Soon after the recent killings there was a four- day sit in by the families of the victims. They were demanding of the PM and the Army Chief to visit them not only to condole with them but to give them some sort of assurance that the Hazaras would be protected. And the way their protestations fell like seeds on the stony ground, none of the two had the compassion to be with them. However, glib tongued Interior minister Shaheryar Afridi was sent to pacify them. He is rare specie of ministerial buffoonery. While offering his condolences he mentioned that his leader IK was in touch with leaders of neighbouring countries—including Iran’s President Rafsangani — to seek arrest of culprits. Incidentally for him ignorance is bliss. He does not know that Iranian President Hashasmi Rafsanjani died in 2014.
Hazaras is a minority not only in Pakistan but also in Sunni Afghanistan. Since they are Ahle-Thasih their number gets assimilated in Shiite Iran. However, their distinctive Mongolian features make them conveniently identifiable making them easy target of sectarian killers in Pakistan and Afghanistan. Our down ward slide to sectarianism and ethnic poolitics began when the secular vision of the founder of Pakistan—Quaid-e-Azam Mohammad Ali Jinnah —a Shiite— was tainted by the West Pakistani Power Troika and replaced with the concept of garrison state backed by feudal class and obscurantist forces who had opposed MAJ. It took its demonise proportion with the advent of ‘Mard-e- Momin’ General Ziaul Haq ordained by his divinity to play Messiah.
General ZIA’s ten-year long oppressive rule allowed targeted killings of Hazaras and of other Shias as if he had given a licence to a systematic program of Shias and democratic forces in the country. Except brief spurts of democratic rule under martyred Benazir Bhutto’s two cut short tenures, the treatment of Hazaras has been much more of the same. Unfortunately ever since PTI government Hazara killings have become more ominous.

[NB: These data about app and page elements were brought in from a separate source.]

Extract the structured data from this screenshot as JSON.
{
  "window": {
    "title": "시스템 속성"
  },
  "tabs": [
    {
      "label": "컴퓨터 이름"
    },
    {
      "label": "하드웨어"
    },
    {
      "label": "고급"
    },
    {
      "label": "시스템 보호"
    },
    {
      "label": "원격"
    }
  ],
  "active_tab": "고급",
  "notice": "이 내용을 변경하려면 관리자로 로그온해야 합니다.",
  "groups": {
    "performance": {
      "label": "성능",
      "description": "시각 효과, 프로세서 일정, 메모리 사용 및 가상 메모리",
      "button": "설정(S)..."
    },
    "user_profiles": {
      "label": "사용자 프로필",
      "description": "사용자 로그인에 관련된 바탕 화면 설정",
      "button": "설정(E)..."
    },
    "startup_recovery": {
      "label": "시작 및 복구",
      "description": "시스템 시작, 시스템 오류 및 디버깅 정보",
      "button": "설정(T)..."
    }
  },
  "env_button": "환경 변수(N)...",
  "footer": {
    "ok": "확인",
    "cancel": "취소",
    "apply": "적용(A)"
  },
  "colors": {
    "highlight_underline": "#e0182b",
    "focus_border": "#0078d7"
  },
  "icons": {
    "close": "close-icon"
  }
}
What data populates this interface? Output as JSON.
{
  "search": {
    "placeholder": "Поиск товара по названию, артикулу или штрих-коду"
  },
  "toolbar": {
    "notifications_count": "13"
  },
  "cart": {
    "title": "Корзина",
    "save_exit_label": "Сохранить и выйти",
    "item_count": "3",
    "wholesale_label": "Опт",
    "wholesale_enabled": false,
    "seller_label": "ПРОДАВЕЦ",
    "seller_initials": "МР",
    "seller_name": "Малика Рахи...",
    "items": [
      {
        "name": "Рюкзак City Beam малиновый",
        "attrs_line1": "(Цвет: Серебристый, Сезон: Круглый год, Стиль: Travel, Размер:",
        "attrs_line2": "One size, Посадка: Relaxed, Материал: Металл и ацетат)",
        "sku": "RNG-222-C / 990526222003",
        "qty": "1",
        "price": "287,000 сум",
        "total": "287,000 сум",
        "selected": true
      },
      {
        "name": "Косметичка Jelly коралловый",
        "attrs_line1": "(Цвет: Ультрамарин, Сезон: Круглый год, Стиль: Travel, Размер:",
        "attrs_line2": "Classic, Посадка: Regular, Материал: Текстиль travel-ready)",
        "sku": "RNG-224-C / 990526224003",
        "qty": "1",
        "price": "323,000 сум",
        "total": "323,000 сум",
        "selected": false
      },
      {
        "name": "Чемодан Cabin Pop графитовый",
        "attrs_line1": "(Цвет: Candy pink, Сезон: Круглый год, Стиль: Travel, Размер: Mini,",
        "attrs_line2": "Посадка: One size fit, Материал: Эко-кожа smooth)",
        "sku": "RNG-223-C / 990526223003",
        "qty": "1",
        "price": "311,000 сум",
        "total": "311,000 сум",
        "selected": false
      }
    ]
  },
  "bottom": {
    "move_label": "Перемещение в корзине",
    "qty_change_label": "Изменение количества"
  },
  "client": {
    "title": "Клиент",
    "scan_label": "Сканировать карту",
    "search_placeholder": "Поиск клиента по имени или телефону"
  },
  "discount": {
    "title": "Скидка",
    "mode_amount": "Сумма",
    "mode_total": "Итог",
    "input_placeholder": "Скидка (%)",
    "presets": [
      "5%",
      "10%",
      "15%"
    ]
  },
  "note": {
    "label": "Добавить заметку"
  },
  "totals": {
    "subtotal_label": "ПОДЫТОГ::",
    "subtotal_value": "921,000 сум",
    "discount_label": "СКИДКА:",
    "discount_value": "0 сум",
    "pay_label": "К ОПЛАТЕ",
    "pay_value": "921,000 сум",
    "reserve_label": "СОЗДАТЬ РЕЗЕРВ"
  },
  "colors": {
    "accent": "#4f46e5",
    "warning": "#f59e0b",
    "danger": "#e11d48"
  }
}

The other day the prominent columnist and TV anchor Najam Sethi in his TV programme rightly linked our overall malaise to the fact that we have not ceased to be National Security State and not given up our brotherhood with the militant non-security actors. Indeed, the way we side with the internationally declared pariahs such as JuD’s Hafiz Saeed and JeM’s Maulana Masood Azhar makes our policy of running with the hare and hunting with the hounds a thorn in the eye of international community making us outcast and a suspect involved in terrorism despite our sacrifices in men and material in fighting extremism.

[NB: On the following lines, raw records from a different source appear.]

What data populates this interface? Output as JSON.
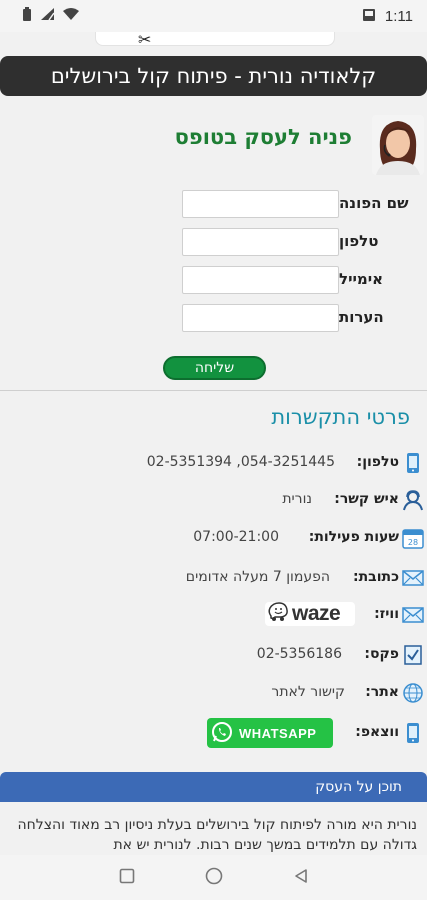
{
  "status_bar": {
    "time": "1:11"
  },
  "header": {
    "title": "קלאודיה נורית - פיתוח קול בירושלים"
  },
  "form": {
    "title": "פניה לעסק בטופס",
    "fields": [
      {
        "label": "שם הפונה",
        "value": ""
      },
      {
        "label": "טלפון",
        "value": ""
      },
      {
        "label": "אימייל",
        "value": ""
      },
      {
        "label": "הערות",
        "value": ""
      }
    ],
    "submit_label": "שליחה"
  },
  "contact": {
    "title": "פרטי התקשרות",
    "phone_label": "טלפון:",
    "phone_value": "054-3251445, 02-5351394",
    "person_label": "איש קשר:",
    "person_value": "נורית",
    "hours_label": "שעות פעילות:",
    "hours_value": "07:00-21:00",
    "address_label": "כתובת:",
    "address_value": "הפעמון 7 מעלה אדומים",
    "waze_label": "וויז:",
    "waze_text": "waze",
    "fax_label": "פקס:",
    "fax_value": "02-5356186",
    "site_label": "אתר:",
    "site_value": "קישור לאתר",
    "whatsapp_label": "ווצאפ:",
    "whatsapp_button": "WHATSAPP"
  },
  "about": {
    "title": "תוכן על העסק",
    "text": "נורית היא מורה לפיתוח קול בירושלים בעלת ניסיון רב מאוד והצלחה גדולה עם תלמידים במשך שנים רבות. לנורית יש את"
  },
  "colors": {
    "header_bg": "#2f2f2f",
    "form_title": "#1e7e34",
    "submit_bg": "#12923f",
    "contact_title": "#1a8fa8",
    "about_header_bg": "#3c6ab6",
    "whatsapp_bg": "#25c245"
  }
}
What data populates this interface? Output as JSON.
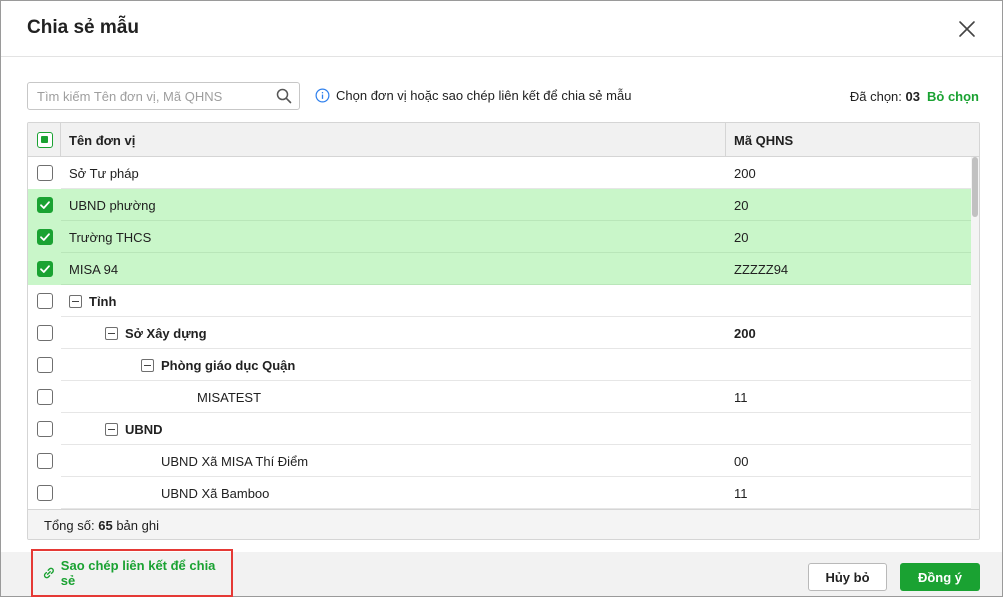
{
  "dialog": {
    "title": "Chia sẻ mẫu",
    "close_icon": "close-icon"
  },
  "search": {
    "placeholder": "Tìm kiếm Tên đơn vị, Mã QHNS",
    "value": "",
    "icon": "search-icon"
  },
  "hint": {
    "icon": "info-icon",
    "text": "Chọn đơn vị hoặc sao chép liên kết để chia sẻ mẫu"
  },
  "selection": {
    "label": "Đã chọn:",
    "count": "03",
    "deselect_label": "Bỏ chọn"
  },
  "grid": {
    "columns": {
      "name": "Tên đơn vị",
      "code": "Mã QHNS"
    },
    "rows": [
      {
        "name": "Sở Tư pháp",
        "code": "200",
        "checked": false,
        "level": 0,
        "group": false
      },
      {
        "name": "UBND phường",
        "code": "20",
        "checked": true,
        "level": 0,
        "group": false
      },
      {
        "name": "Trường THCS",
        "code": "20",
        "checked": true,
        "level": 0,
        "group": false
      },
      {
        "name": "MISA 94",
        "code": "ZZZZZ94",
        "checked": true,
        "level": 0,
        "group": false
      },
      {
        "name": "Tỉnh",
        "code": "",
        "checked": false,
        "level": 0,
        "group": true
      },
      {
        "name": "Sở Xây dựng",
        "code": "200",
        "checked": false,
        "level": 1,
        "group": true
      },
      {
        "name": "Phòng giáo dục Quận",
        "code": "",
        "checked": false,
        "level": 2,
        "group": true
      },
      {
        "name": "MISATEST",
        "code": "11",
        "checked": false,
        "level": 3,
        "group": false
      },
      {
        "name": "UBND",
        "code": "",
        "checked": false,
        "level": 1,
        "group": true
      },
      {
        "name": "UBND Xã MISA Thí Điểm",
        "code": "00",
        "checked": false,
        "level": 2,
        "group": false
      },
      {
        "name": "UBND Xã Bamboo",
        "code": "11",
        "checked": false,
        "level": 2,
        "group": false
      }
    ],
    "footer": {
      "total_label": "Tổng số:",
      "total_count": "65",
      "total_unit": "bản ghi"
    }
  },
  "actions": {
    "copy_link_label": "Sao chép liên kết để chia sẻ",
    "copy_link_icon": "link-icon",
    "cancel_label": "Hủy bỏ",
    "ok_label": "Đồng ý"
  },
  "colors": {
    "accent": "#1aa232",
    "selected_row": "#c9f6c9",
    "highlight_border": "#e53935"
  }
}
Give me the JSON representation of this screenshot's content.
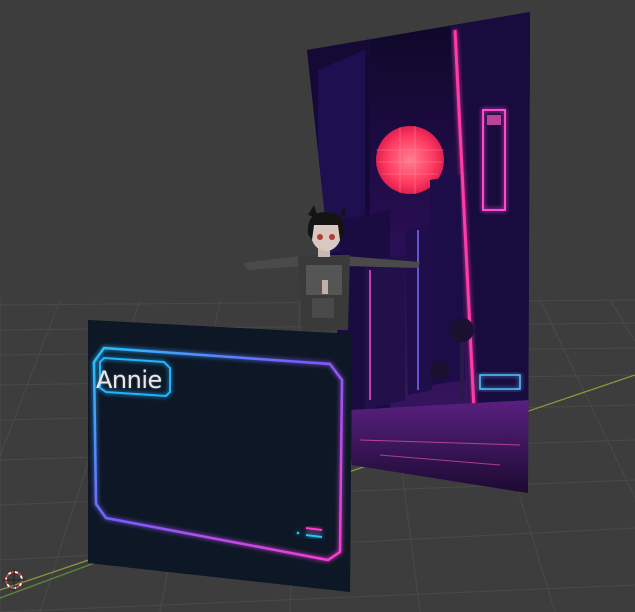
{
  "viewport": {
    "background": "#3d3d3d",
    "grid_color": "#4a4a4a",
    "x_axis_color": "#8a9a3a",
    "y_axis_color": "#5a8a3a"
  },
  "cyberpunk_plane": {
    "description_icon": "neon-city-icon",
    "sun_color": "#ff4a6a",
    "neon_pink": "#ff3aa8",
    "neon_blue": "#3a6aff",
    "sky_color": "#1a0a3a"
  },
  "character": {
    "icon": "anime-character-icon"
  },
  "dialog_card": {
    "name_text": "Annie",
    "border_cyan": "#22c4ff",
    "border_magenta": "#ff3ad0",
    "panel_color": "#0a1220"
  },
  "origin": {
    "icon": "3d-cursor-icon"
  }
}
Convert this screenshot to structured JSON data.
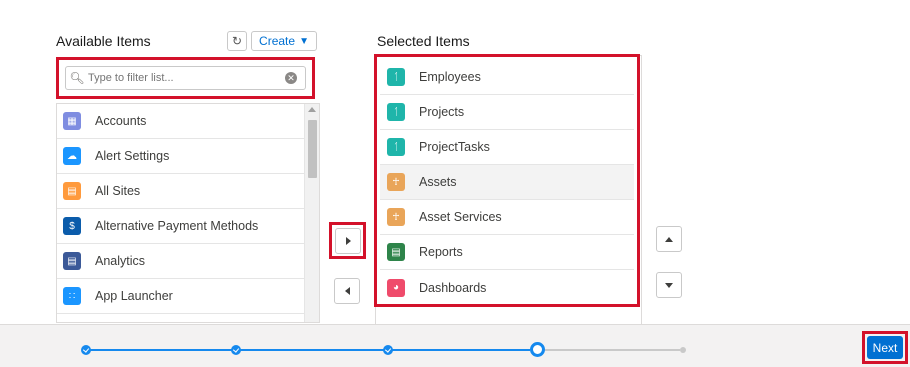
{
  "available": {
    "title": "Available Items",
    "create_label": "Create",
    "filter_placeholder": "Type to filter list...",
    "items": [
      {
        "label": "Accounts",
        "icon": "accounts-icon",
        "color": "#7f8de1"
      },
      {
        "label": "Alert Settings",
        "icon": "cloud-icon",
        "color": "#1b96ff"
      },
      {
        "label": "All Sites",
        "icon": "sites-icon",
        "color": "#ff9a3c"
      },
      {
        "label": "Alternative Payment Methods",
        "icon": "payment-icon",
        "color": "#0b5cab"
      },
      {
        "label": "Analytics",
        "icon": "analytics-icon",
        "color": "#3b5998"
      },
      {
        "label": "App Launcher",
        "icon": "app-launcher-icon",
        "color": "#1b96ff"
      }
    ]
  },
  "selected": {
    "title": "Selected Items",
    "items": [
      {
        "label": "Employees",
        "icon": "people-icon",
        "color": "#1fb5aa"
      },
      {
        "label": "Projects",
        "icon": "people-icon",
        "color": "#1fb5aa"
      },
      {
        "label": "ProjectTasks",
        "icon": "people-icon",
        "color": "#1fb5aa"
      },
      {
        "label": "Assets",
        "icon": "bank-icon",
        "color": "#e9a559",
        "highlighted": true
      },
      {
        "label": "Asset Services",
        "icon": "bank-icon",
        "color": "#e9a559"
      },
      {
        "label": "Reports",
        "icon": "report-icon",
        "color": "#2e844a"
      },
      {
        "label": "Dashboards",
        "icon": "dashboard-icon",
        "color": "#ef4b6b"
      }
    ]
  },
  "footer": {
    "next_label": "Next",
    "progress": {
      "steps_total": 5,
      "completed": 3,
      "current_step": 4
    }
  },
  "colors": {
    "accent": "#0070d2",
    "highlight_border": "#d3112a",
    "progress": "#1589ee"
  }
}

During the tenure of President General Pervez Musharraf his one time Interior Minister Moinuddin Haider set himself seriously on the task of de-weaponisation of the country to eliminate lawlessness. He tried rightly earnestly but various compulsions came in his way. However, he did succeed in ascertaining the numbers of weapons possessed by individuals. It was in millions and quite a large number of lethal bores were among them. Not only that, he could not frame an operational procedure to defang individuals who were given a right to keep arms to satisfy their tribal egos in KP, Balochistan and tribal areas. As a result of Musharraf regime’s deliberate failure and increasing influence of Sunni religious leaders like Lainbaik and their armed organisations Pakistan’s civilian population has become most vulnerable to armed sectarian gangs and non state actors.

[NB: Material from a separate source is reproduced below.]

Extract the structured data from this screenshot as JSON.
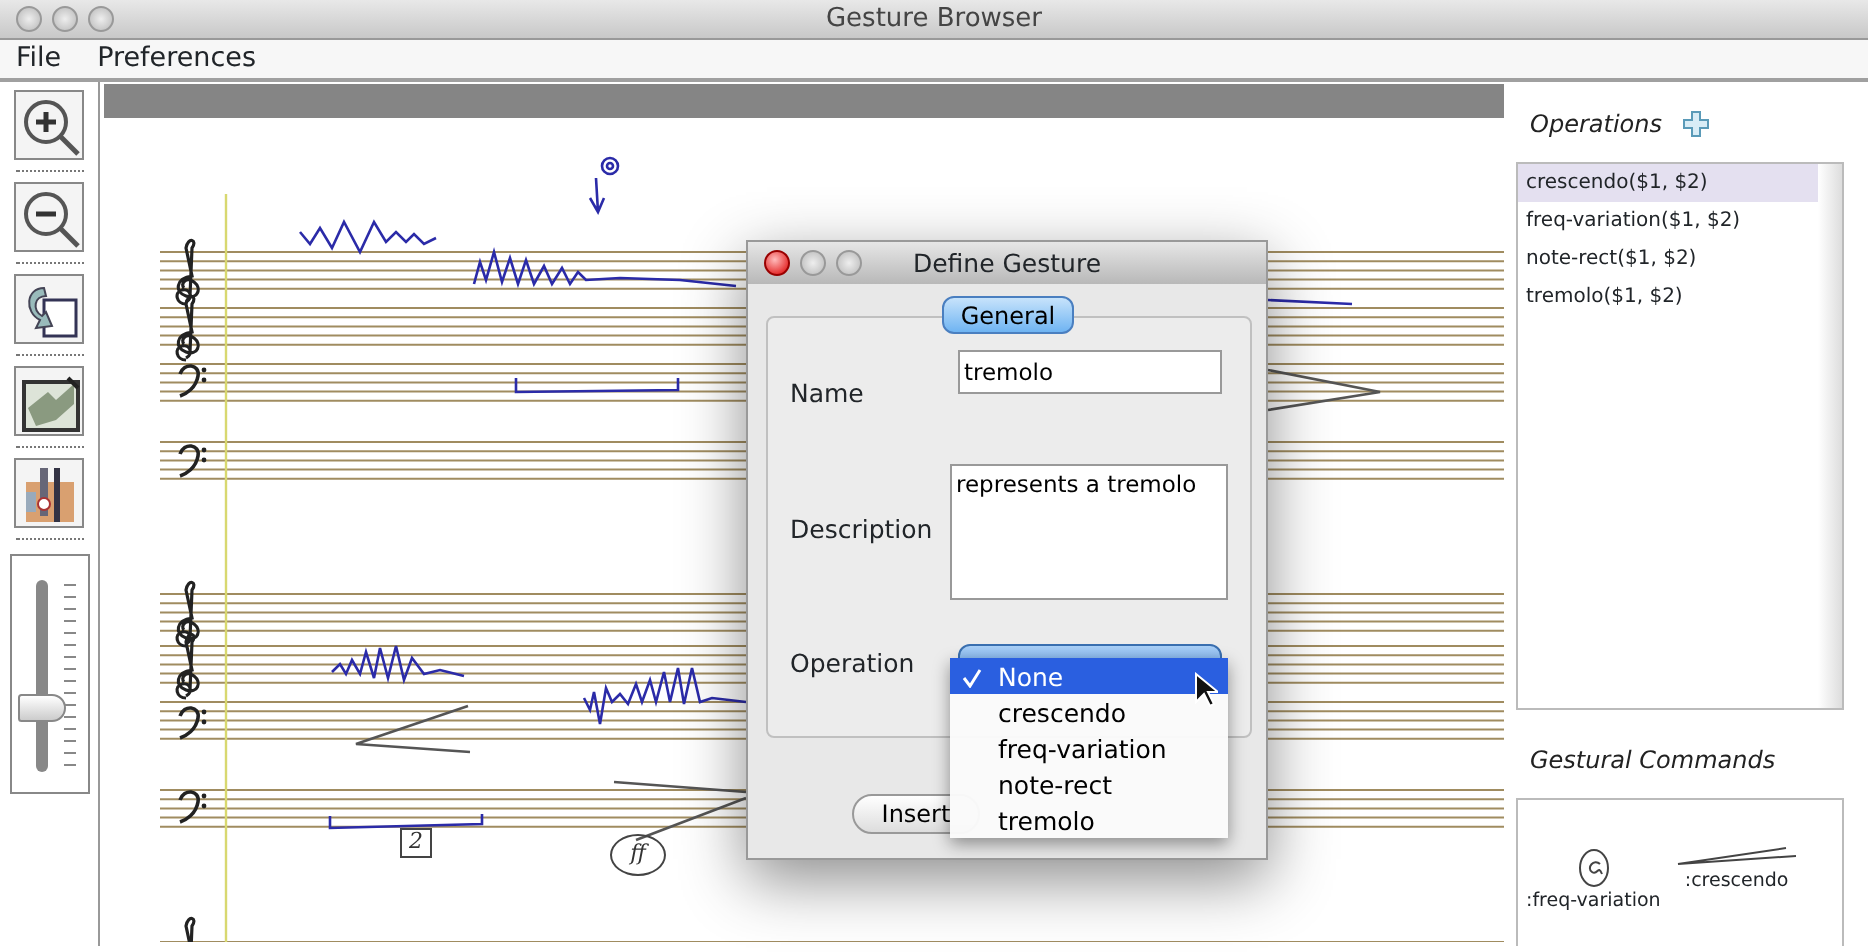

(The author is the former High Commissioner of Pakistan to the UK and a veteran journalist.)